The Fourth Tank
Posted on August 22, 2014
As a 14 year old in the summer of 1989, I was glued to the television as the massacre played out in Tiananmen Square. Until that point in my life, I had not witnessed such a disgraceful government act against its own people. At the same time, I had not seen such courage by students and citizens, with up to one thousand giving their life in the hope of a better future for their country.
While I didn’t know what it all meant at the time, Tiananmen Square has remained a challenge that I have internalized in my life. The challenge those protesters posed was: “Would I have the courage, if the time and situation demanded, to lay my life down for something I believed in and knew to be right?” While it was hard for my 14 year old self to grasp the scale of the massacre itself, something that happened the day after the clearing of Tiananmen Square showed me what it truly meant to take on this challenge.
After days of indiscriminate shooting of protesters by the military, it become very clear that disobedience meant death or, maybe even worse, imprisonment. By June 5th, it seemed to be over, with force and power suppressing the voices of freedom and reform. Then, video and pictures emerged of a man confronted with a time, place and situation to make his stand against the unethical and violent acts of his military.
We have all seen the picture of the Tank Man of Tiananmen Square. These tanks were brought in to clear the square of protesters and, unfortunately, were very effective in doing this task. Once the government had cleared the square, the tanks were either being sent back to their base or repositioned.
Then, as if just walking home from the local grocery store, a plainly dressed man emerged into my 14 year old consciousness. After all the bloodshed, there could have been no doubt in his mind that what he did next would lead to his death. Yet, this mysterious man stops in the middle of the road, blocking the path of an oncoming line of tanks.
Even at 14, I knew how this would end. We were witnessing the last moments of yet another protester, a martyr for what seemed like a cause lost. The head tank tried to move around our hero, but a man is quicker than a tank over a short distance and he again had the “advantage,” and the tank shut off its engine. Next, he found his voice and jumped up on the tank and started yelling something at his countrymen inside. In the meantime, three other tanks lined up behind the first and, for a moment, one man had stopped the power that had destroyed so many lives and hopes over the last couple of days.
Eventually, a group of people (not those in the tanks) pulled him off the street. Most observers think these were the Public Security Bureau in street clothes, though the fact one was on a bicycle makes me wonder if they weren’t neighbors rushing into save their friend’s life. While some have put forth possible identities for our hero, these attempts have not stood up to examination. We are left with a role model whose face and name we will likely never know, but who challenges us all.
I have had a black and white poster of this moment that I have carried from one apartment to the next, and now hangs in my office in my house. The picture I see every day is not the most famous shot but one I think tells a much deeper story of the fourth tank. Here is my favorite photo of all time, and one that reminds me every day of that challenge I took on as a 14 year old boy.

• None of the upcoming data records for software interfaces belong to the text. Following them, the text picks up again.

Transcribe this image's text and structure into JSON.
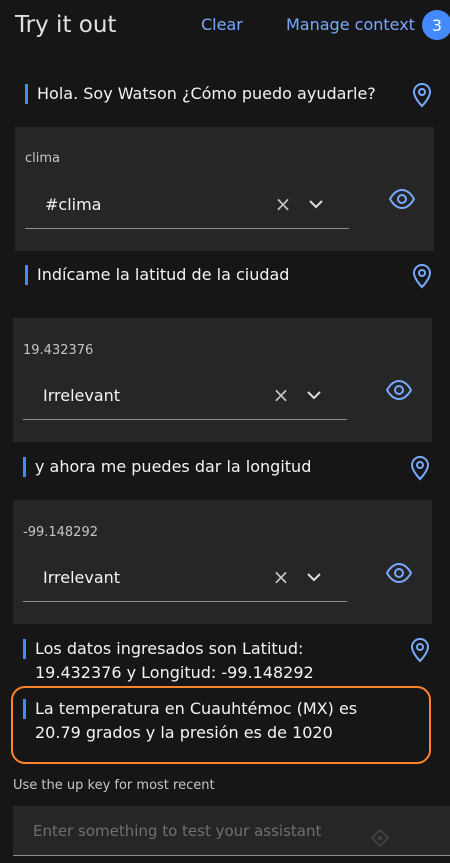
{
  "header": {
    "title": "Try it out",
    "clear_label": "Clear",
    "manage_context_label": "Manage context",
    "badge_count": "3"
  },
  "conversation": [
    {
      "type": "bot",
      "text": "Hola. Soy Watson ¿Cómo puedo ayudarle?"
    },
    {
      "type": "user",
      "input": "clima",
      "intent": "#clima"
    },
    {
      "type": "bot",
      "text": "Indícame la latitud de la ciudad"
    },
    {
      "type": "user",
      "input": "19.432376",
      "intent": "Irrelevant"
    },
    {
      "type": "bot",
      "text": "y ahora me puedes dar la longitud"
    },
    {
      "type": "user",
      "input": "-99.148292",
      "intent": "Irrelevant"
    },
    {
      "type": "bot",
      "line1": "Los datos ingresados son Latitud:",
      "line2": "19.432376 y Longitud: -99.148292"
    },
    {
      "type": "bot",
      "line1": "La temperatura en Cuauhtémoc (MX) es",
      "line2": "20.79 grados y la presión es de 1020"
    }
  ],
  "footer": {
    "hint": "Use the up key for most recent",
    "input_placeholder": "Enter something to test your assistant"
  },
  "colors": {
    "background": "#161616",
    "panel": "#262626",
    "accent": "#4589ff",
    "link": "#78a9ff",
    "highlight": "#ff832b"
  }
}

Look at the fourth tank. On a road with ten or twelve lanes, this tank had nearly forty yards on either side of the man to move around the obstruction, basically ending the protest that continues to embarrass the Chinese government. Yet, as it so often the case, power and force lack a certain level of creativity, and instead of thinking independently, the fourth tank pulls right up behind the others essentially boxing in the other three.
When I purchased this photo decades ago, I’m not sure I realized the power of this particular moment. One courageous man versus a multi-ton weapon, the fourth tank, having every opportunity and advantage to avoid the protest. Yet it falls right in line in the face of nonviolent and spontaneous disobedience. Sometimes I wonder if the Tank Man ever saw the fourth tank, since the first one dwarfs him and must take up his entire visual field.
The lesson I’m reminded of every day is that our collective dedication to helping those in need and fighting for ethical and logical policies and change is sometimes also dwarfed by the challenge immediately in front of us (the first three tanks). As ordinary folks, we stand for what we believe in and confront injustices that impact our clients and communities in negative ways. We do this every day by our dedication to others and our commitment to social justice.
We may never see the fourth tank, never realize the full impact of our normal everyday actions. My friends, the tanks we face are often much bigger than ourselves and, like our hero, there might not seem like much of a chance for victory. But we can’t underestimate the unseen results of the compassion and love we give to others. In many ways, we all live up to the challenge: “Would I have the courage, if the time and situation demanded, to lay my life down for something I believed in and knew to be right?”
My question this week is: Can you see past the first few tanks and see some of the deeper impacts of your work and advocacy?